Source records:
┌──
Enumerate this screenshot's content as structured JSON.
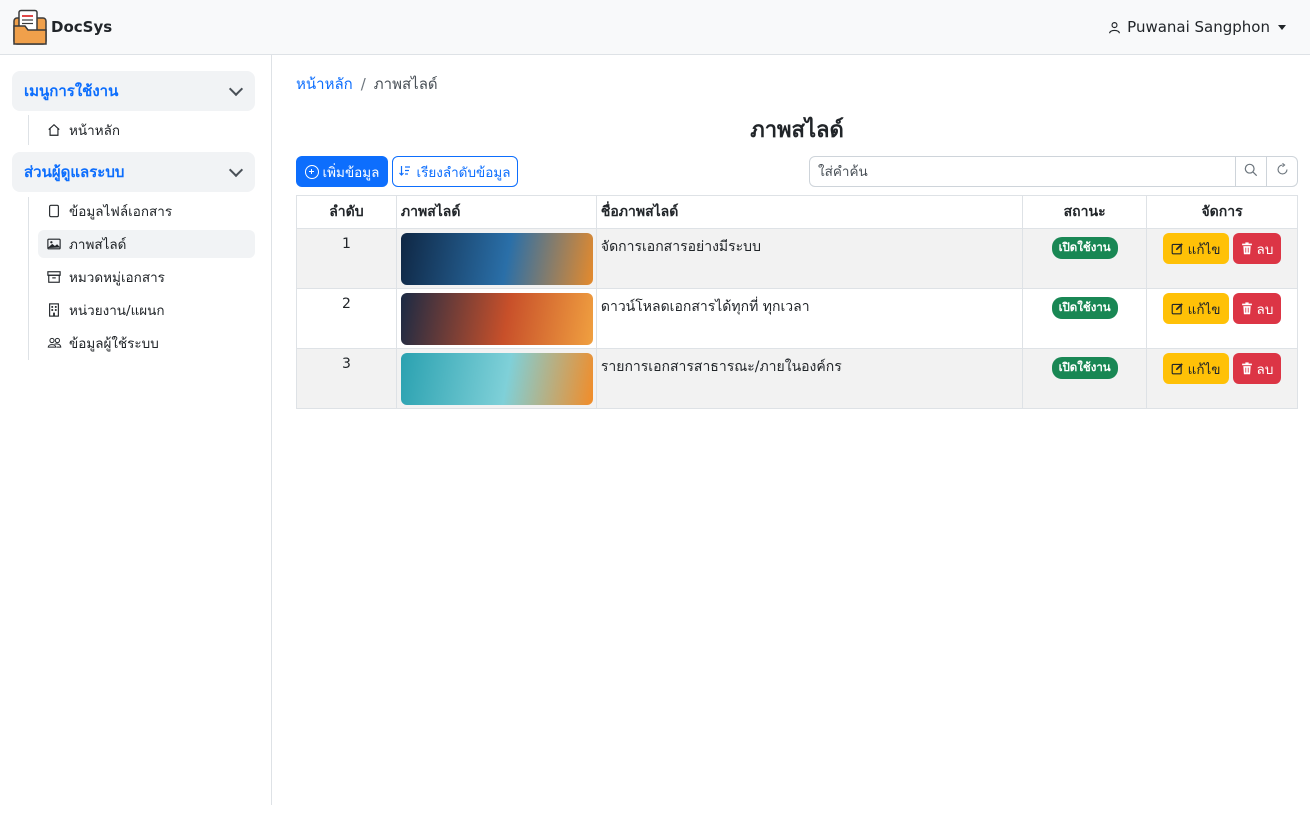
{
  "header": {
    "brand": "DocSys",
    "user_name": "Puwanai Sangphon"
  },
  "sidebar": {
    "sections": [
      {
        "title": "เมนูการใช้งาน",
        "items": [
          {
            "label": "หน้าหลัก",
            "icon": "home-icon"
          }
        ]
      },
      {
        "title": "ส่วนผู้ดูแลระบบ",
        "items": [
          {
            "label": "ข้อมูลไฟล์เอกสาร",
            "icon": "file-icon"
          },
          {
            "label": "ภาพสไลด์",
            "icon": "image-icon",
            "active": true
          },
          {
            "label": "หมวดหมู่เอกสาร",
            "icon": "archive-icon"
          },
          {
            "label": "หน่วยงาน/แผนก",
            "icon": "building-icon"
          },
          {
            "label": "ข้อมูลผู้ใช้ระบบ",
            "icon": "users-icon"
          }
        ]
      }
    ]
  },
  "breadcrumb": {
    "home": "หน้าหลัก",
    "separator": "/",
    "current": "ภาพสไลด์"
  },
  "page_title": "ภาพสไลด์",
  "toolbar": {
    "add_label": "เพิ่มข้อมูล",
    "sort_label": "เรียงลำดับข้อมูล",
    "search_placeholder": "ใส่คำค้น"
  },
  "table": {
    "headers": {
      "no": "ลำดับ",
      "image": "ภาพสไลด์",
      "name": "ชื่อภาพสไลด์",
      "status": "สถานะ",
      "actions": "จัดการ"
    },
    "rows": [
      {
        "no": "1",
        "name": "จัดการเอกสารอย่างมีระบบ",
        "status": "เปิดใช้งาน",
        "edit": "แก้ไข",
        "delete": "ลบ",
        "thumb_colors": [
          "#0f2744",
          "#2a6fa8",
          "#e58a2c"
        ]
      },
      {
        "no": "2",
        "name": "ดาวน์โหลดเอกสารได้ทุกที่ ทุกเวลา",
        "status": "เปิดใช้งาน",
        "edit": "แก้ไข",
        "delete": "ลบ",
        "thumb_colors": [
          "#1b2a44",
          "#c8502a",
          "#f0a040"
        ]
      },
      {
        "no": "3",
        "name": "รายการเอกสารสาธารณะ/ภายในองค์กร",
        "status": "เปิดใช้งาน",
        "edit": "แก้ไข",
        "delete": "ลบ",
        "thumb_colors": [
          "#2aa1b0",
          "#7fd0d8",
          "#f28c28"
        ]
      }
    ]
  },
  "colors": {
    "primary": "#0d6efd",
    "success": "#198754",
    "warning": "#ffc107",
    "danger": "#dc3545"
  }
}
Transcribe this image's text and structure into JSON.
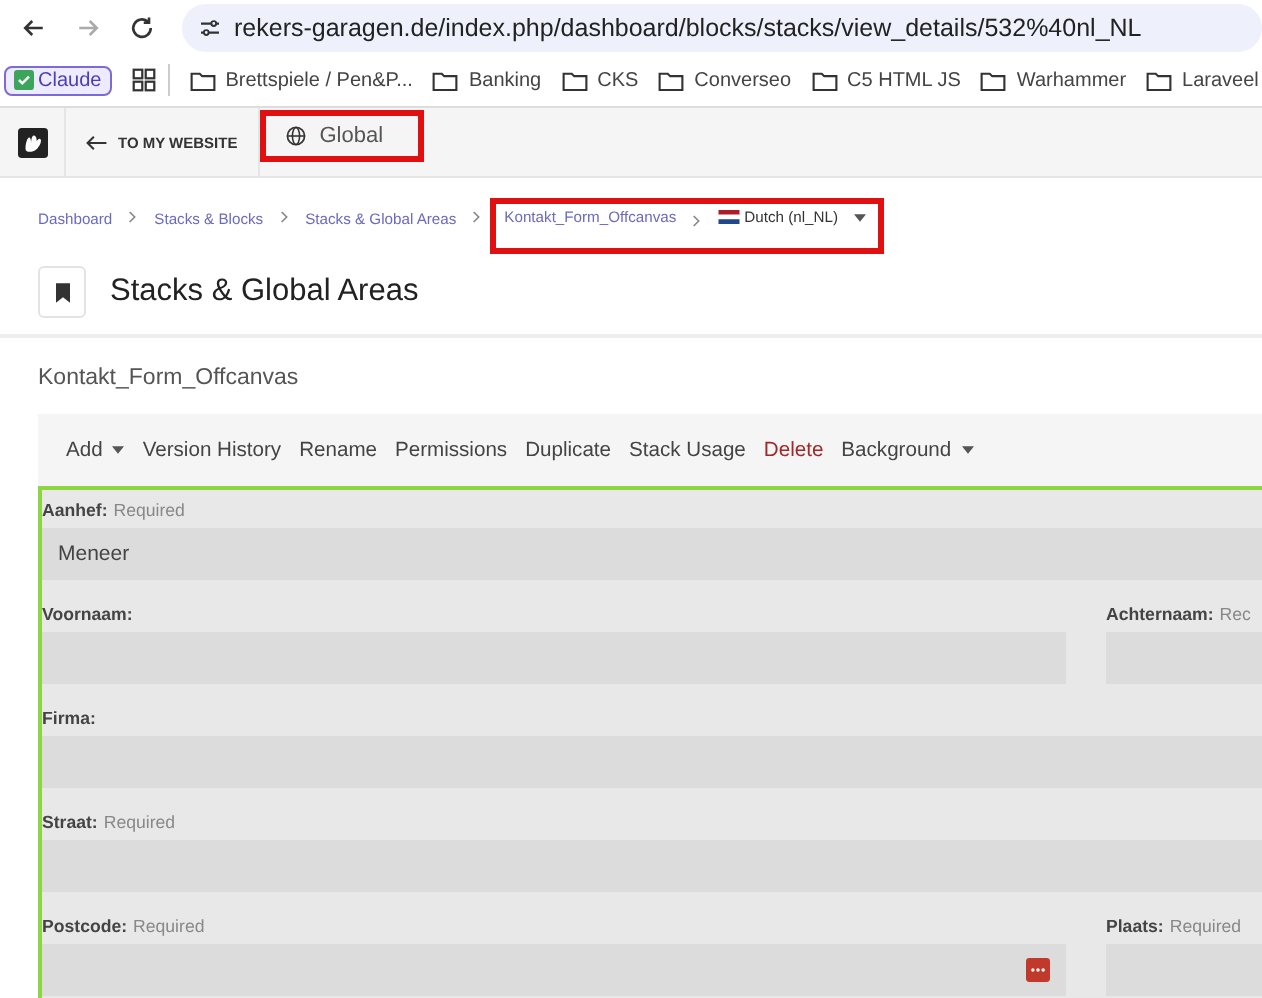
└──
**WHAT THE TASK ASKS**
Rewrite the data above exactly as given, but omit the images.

**EXERCISE SOLUTION**
Enumerate this screenshot's content as structured JSON.
{
  "header": {
    "brand": "DocSys",
    "user_name": "Puwanai Sangphon"
  },
  "sidebar": {
    "sections": [
      {
        "title": "เมนูการใช้งาน",
        "items": [
          {
            "label": "หน้าหลัก",
            "icon": "home-icon"
          }
        ]
      },
      {
        "title": "ส่วนผู้ดูแลระบบ",
        "items": [
          {
            "label": "ข้อมูลไฟล์เอกสาร",
            "icon": "file-icon"
          },
          {
            "label": "ภาพสไลด์",
            "icon": "image-icon",
            "active": true
          },
          {
            "label": "หมวดหมู่เอกสาร",
            "icon": "archive-icon"
          },
          {
            "label": "หน่วยงาน/แผนก",
            "icon": "building-icon"
          },
          {
            "label": "ข้อมูลผู้ใช้ระบบ",
            "icon": "users-icon"
          }
        ]
      }
    ]
  },
  "breadcrumb": {
    "home": "หน้าหลัก",
    "separator": "/",
    "current": "ภาพสไลด์"
  },
  "page_title": "ภาพสไลด์",
  "toolbar": {
    "add_label": "เพิ่มข้อมูล",
    "sort_label": "เรียงลำดับข้อมูล",
    "search_placeholder": "ใส่คำค้น"
  },
  "table": {
    "headers": {
      "no": "ลำดับ",
      "image": "ภาพสไลด์",
      "name": "ชื่อภาพสไลด์",
      "status": "สถานะ",
      "actions": "จัดการ"
    },
    "rows": [
      {
        "no": "1",
        "name": "จัดการเอกสารอย่างมีระบบ",
        "status": "เปิดใช้งาน",
        "edit": "แก้ไข",
        "delete": "ลบ",
        "thumb_colors": [
          "#0f2744",
          "#2a6fa8",
          "#e58a2c"
        ]
      },
      {
        "no": "2",
        "name": "ดาวน์โหลดเอกสารได้ทุกที่ ทุกเวลา",
        "status": "เปิดใช้งาน",
        "edit": "แก้ไข",
        "delete": "ลบ",
        "thumb_colors": [
          "#1b2a44",
          "#c8502a",
          "#f0a040"
        ]
      },
      {
        "no": "3",
        "name": "รายการเอกสารสาธารณะ/ภายในองค์กร",
        "status": "เปิดใช้งาน",
        "edit": "แก้ไข",
        "delete": "ลบ",
        "thumb_colors": [
          "#2aa1b0",
          "#7fd0d8",
          "#f28c28"
        ]
      }
    ]
  },
  "colors": {
    "primary": "#0d6efd",
    "success": "#198754",
    "warning": "#ffc107",
    "danger": "#dc3545"
  }
}
Transcribe this image's text and structure into JSON.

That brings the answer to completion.